Let’s not forget the lessons that the past financial year had in store for us as companies and organisations. The pandemic came with its own set of challenges for businesses, and there wasn’t a ‘one size fits all’ solution available. Every company had its unique challenges in terms of technology and skillset available at its disposal. The retail industry, for example, had to shift heavily towards tech-oriented solutions. This move became of paramount importance as many businesses related to travel, retail and entertainment depended heavily on the physical presence of customers. We at MSFL adopted a hybrid approach, keeping the long road ahead of us in mind. We understood that any worthy solution would not be something that can be implemented overnight. We have been steadily working towards upgrading our skillsets and technology ever since.
Chief Ministers are like CEOs of their states
Talking about the learnings from a national perspective, I am not sure how many Indians are even aware that state budgets have funds solely dedicated to the state’s overall development. For example, states like UP and Maharashtra have recently released large state budgets around the INR 5 lakh crore mark each in total expenditure. Since the pandemic hit the nation, scores of people have blindly put the onus on the central government for infrastructure development in states. Such responsibilities to improve healthcare services and infrastructure are shared by the state governments too. No doubt, there’s a lot of progress yet to be made. But this progress can only be achieved in a democracy when the state governments collaborate with the central government. When it comes to contributing to the nation’s progress, all powerhouses should join hands and collaborate. This is not just about building more hospitals but about creating an entire ecosystem that provides better social security to Indian citizens through aspects like offering better insurance schemes and pension schemes.
The way ahead
With so much to reflect upon, indeed, these learnings also throw some light on the way ahead. On a personal level, the past financial year has taught me the attitude of gratitude. I have learnt to be extremely thankful for all the small things in life. On a national level, the past financial year’s pandemic related events have transformed many people’s psyche. People have understood that some of the most important things in life, like oxygen, cost us nothing. There has been a drastic change in our daily lives, resulting in altering the money spending habits of many. I see a lot of new people entering the financial markets, and this trend is something that I expect to continue.
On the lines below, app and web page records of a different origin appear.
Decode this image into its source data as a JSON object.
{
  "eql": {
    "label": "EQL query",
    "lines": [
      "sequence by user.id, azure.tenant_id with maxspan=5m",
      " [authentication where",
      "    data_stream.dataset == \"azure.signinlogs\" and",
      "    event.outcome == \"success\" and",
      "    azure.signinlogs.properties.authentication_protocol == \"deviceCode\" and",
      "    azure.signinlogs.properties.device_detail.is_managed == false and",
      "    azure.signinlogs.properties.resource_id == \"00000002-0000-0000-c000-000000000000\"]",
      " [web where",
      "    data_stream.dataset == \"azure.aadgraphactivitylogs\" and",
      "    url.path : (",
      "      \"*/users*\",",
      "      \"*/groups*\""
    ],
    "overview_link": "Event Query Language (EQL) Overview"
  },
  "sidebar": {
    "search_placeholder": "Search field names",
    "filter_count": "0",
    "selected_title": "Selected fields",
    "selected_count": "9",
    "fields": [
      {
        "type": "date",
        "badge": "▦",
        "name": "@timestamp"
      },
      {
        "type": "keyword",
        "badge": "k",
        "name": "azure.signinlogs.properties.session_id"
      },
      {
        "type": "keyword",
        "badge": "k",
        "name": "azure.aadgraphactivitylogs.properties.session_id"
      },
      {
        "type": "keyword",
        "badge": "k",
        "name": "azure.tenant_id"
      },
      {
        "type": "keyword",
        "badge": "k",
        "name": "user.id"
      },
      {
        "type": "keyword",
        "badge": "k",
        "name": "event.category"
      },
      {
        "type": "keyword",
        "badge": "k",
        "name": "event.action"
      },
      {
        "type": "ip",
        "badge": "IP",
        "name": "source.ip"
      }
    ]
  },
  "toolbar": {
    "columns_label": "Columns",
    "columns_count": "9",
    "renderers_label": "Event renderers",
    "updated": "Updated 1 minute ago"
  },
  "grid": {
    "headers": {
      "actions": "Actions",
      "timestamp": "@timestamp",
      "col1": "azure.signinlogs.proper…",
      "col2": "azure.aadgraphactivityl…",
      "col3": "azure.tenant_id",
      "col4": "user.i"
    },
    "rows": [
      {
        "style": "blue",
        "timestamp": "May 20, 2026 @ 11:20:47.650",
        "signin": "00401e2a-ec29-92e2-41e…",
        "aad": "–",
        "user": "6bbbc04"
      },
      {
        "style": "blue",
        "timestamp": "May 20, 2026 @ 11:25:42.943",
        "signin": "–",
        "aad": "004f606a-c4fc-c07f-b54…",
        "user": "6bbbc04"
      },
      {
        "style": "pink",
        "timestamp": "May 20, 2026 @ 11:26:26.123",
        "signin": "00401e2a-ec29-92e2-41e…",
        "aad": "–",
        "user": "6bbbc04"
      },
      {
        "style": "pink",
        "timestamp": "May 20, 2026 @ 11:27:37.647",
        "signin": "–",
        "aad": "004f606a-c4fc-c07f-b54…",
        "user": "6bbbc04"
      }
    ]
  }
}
More people will continue to understand the importance of investing in good insurance and having sufficient savings along with having other kinds of liquid financial assets. Similarly, many more will soon also realise that holding entire assets into real estate and/or other illiquid assets is not a wise thing to do.
India is still one of the most well-poised developing economies in the world to lead the way forward. Of course, this will take some time. The coming six to eight quarters might be a bit tough in terms of economic reforms and GDP growth, but post that, I can see a massive surge during FY 2022-23, and I expect this big bounce back to continue until the first half of FY 2023 as well.
(Keval Bhanushali is the Chief Executive Officer of Marwadi Shares and Finance Limited (MSFL). Views expressed are the author’s own. Please consult your financial advisor before investing.)